MASSIVE SURPRISE: Ray Smith of Pimpinio with his one metre long, 27 kilogram Naples Long pumpkin. Picture: ELIJAH MACCHIA
MASSIVE SURPRISE: Ray Smith of Pimpinio with his one metre long, 27 kilogram Naples Long pumpkin. Picture: ELIJAH MACCHIA

PIMPINIO man Ray Smith was told he wouldn’t be able to grow the Naples Long pumpkin seed in Wimmera soil. 

But he had other ideas. 

Mr Smith has grown 11 of the native Italian pumpkins, with some growing longer than one metre and weighing in at more than 27 kilograms. 

Mr Smith said he, his wife Heather and daughter Gay found the seed at a farmers’ market in the Melbourne suburb of Williamstown.

“They had two of these pumpkins sitting out at a stall and I thought I would like to grow one of them,” he said. 

“Gay asked if we could get some seeds out of it. The man said we wouldn’t be able to get them to grow down here – he said they only grew up in Darwin. 

“In the finish, he gave us one seed – as big as your thumbnail. Now we have a garden full of them.” 

Mr Smith said at one point, the pumpkins were growing two inches every day.

Mr Smith said he estimates there would be more than 250 kilograms of pumpkin in his garden. 

“We will give them away,” he said. 

Mr Smith said he has already picked three pumpkins – one 12-kilogram pumpkin, one 22-kilogram pumpkin and one 27-kilogram pumpkin. 

“There is one out there that will be at least 30 kilograms,” he said.

But Mr Smith said he was unsure if he would grow the variety again. 

“It was an interesting experience seeing them grow,” he said.

Gay Baker said the project nearly didn’t happen. 

After purchasing the seed, Mrs Smith put it into a bit of paper and threw it into her handbag. 

“We all forgot about it and we got around to pumpkin seed season and couldn’t find it,” Mrs Baker said. 

“Mum was then going around her bag one day looking for something else and she found the seed, so he put it in his hot house in October to get it started and off it went.” 

Mrs Baker said her father had green fingers. 

“He is a seed saver and a tree grower,” she said. 

Mr Smith has lived on his property at Pimpinio since he was five.
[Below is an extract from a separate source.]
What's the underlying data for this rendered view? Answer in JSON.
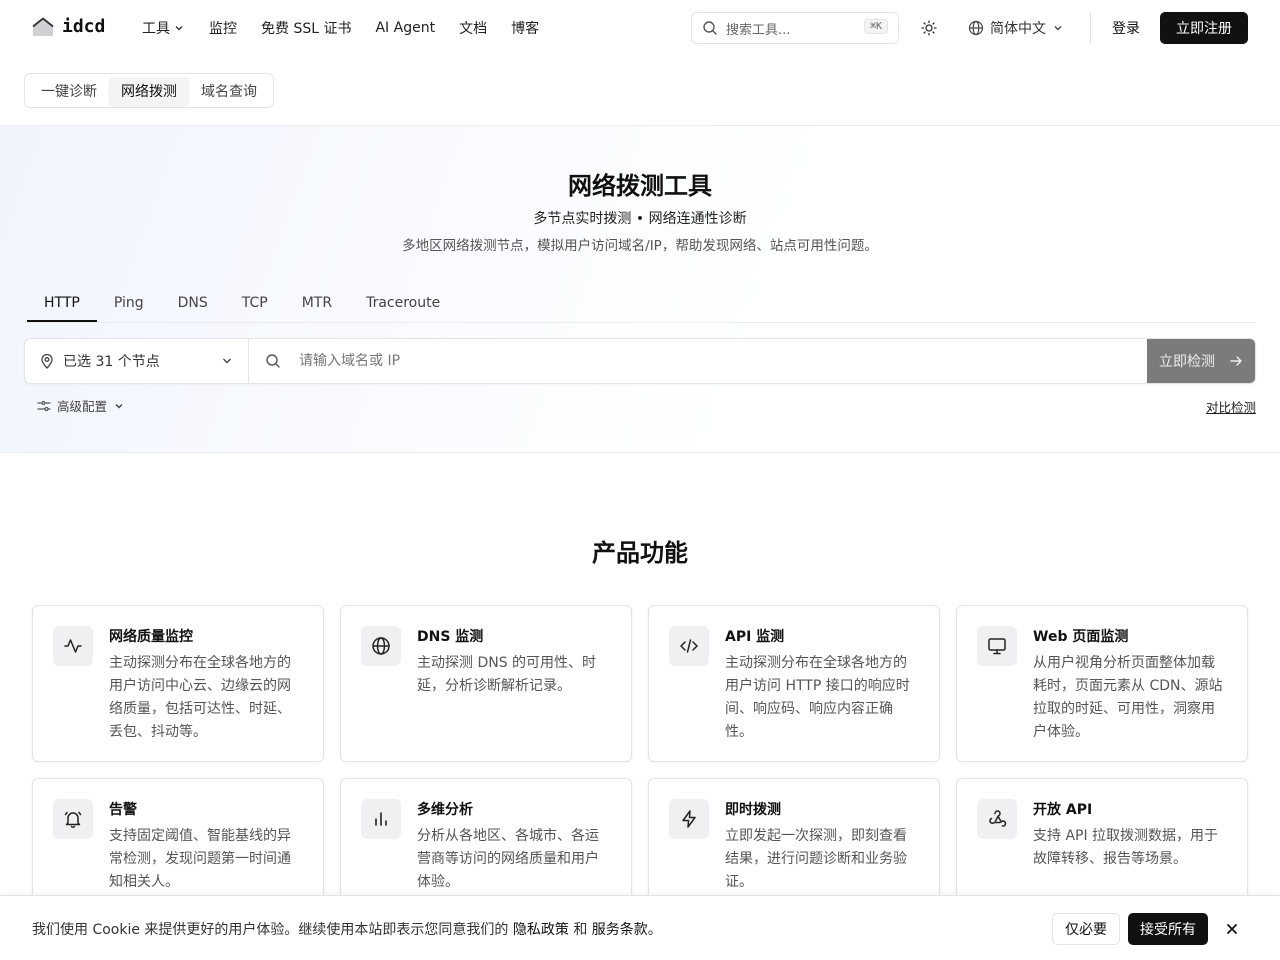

He is now 92. 

“All the trees you can see around the property, all bar a couple, have come from all over Australia,” he said.